**What you have to do**
Keyword search on "Response": report each line of the records that contains it.

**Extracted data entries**
== Segment start ==
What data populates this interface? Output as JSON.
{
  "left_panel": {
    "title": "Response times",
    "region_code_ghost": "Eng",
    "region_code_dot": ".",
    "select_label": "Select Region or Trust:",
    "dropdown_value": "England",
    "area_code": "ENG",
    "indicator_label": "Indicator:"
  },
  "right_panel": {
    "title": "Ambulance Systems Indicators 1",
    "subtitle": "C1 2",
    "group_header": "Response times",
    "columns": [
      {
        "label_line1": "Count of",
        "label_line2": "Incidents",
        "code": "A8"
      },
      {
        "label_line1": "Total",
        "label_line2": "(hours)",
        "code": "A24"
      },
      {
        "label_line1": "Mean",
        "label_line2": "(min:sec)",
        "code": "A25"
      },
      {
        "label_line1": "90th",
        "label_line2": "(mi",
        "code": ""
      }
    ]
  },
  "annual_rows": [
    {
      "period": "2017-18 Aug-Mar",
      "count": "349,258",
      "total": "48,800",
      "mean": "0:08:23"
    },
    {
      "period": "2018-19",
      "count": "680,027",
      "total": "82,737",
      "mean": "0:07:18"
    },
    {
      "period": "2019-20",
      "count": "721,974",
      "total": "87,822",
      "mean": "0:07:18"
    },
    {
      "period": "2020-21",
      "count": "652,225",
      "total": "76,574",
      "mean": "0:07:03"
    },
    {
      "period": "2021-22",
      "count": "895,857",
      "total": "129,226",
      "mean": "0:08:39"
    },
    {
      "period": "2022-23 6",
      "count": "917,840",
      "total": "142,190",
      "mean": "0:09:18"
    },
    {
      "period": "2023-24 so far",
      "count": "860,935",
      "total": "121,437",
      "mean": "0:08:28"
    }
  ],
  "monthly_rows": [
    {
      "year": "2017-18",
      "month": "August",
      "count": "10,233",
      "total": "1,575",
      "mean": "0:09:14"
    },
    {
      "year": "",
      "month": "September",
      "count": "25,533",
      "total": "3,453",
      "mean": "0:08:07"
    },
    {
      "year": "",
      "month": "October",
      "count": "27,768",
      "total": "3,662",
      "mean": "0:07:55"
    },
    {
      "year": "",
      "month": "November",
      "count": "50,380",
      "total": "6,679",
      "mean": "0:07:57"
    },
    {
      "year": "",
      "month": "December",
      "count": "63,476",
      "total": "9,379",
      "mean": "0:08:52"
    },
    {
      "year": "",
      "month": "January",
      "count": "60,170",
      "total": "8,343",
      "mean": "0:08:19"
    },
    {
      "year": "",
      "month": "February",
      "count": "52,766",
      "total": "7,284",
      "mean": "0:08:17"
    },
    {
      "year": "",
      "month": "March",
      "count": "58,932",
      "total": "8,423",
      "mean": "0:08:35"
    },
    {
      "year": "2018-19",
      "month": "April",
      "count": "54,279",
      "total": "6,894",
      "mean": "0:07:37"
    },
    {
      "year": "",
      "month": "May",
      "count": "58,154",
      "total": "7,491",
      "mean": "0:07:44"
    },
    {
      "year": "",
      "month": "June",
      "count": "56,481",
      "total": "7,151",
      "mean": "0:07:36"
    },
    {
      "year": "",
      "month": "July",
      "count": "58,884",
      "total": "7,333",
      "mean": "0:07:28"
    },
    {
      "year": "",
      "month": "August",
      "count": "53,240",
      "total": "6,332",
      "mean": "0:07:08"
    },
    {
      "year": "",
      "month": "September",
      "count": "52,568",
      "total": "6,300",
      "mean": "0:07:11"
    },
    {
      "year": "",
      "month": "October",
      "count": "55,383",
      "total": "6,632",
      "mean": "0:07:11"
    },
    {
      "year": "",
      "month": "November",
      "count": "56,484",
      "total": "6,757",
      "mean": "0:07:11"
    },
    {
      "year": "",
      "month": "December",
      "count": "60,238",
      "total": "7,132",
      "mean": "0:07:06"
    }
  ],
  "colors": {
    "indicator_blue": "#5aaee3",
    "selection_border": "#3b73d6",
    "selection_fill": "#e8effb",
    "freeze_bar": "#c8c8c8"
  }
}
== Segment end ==
**Solution**
    "title": "Response times",
    "group_header": "Response times",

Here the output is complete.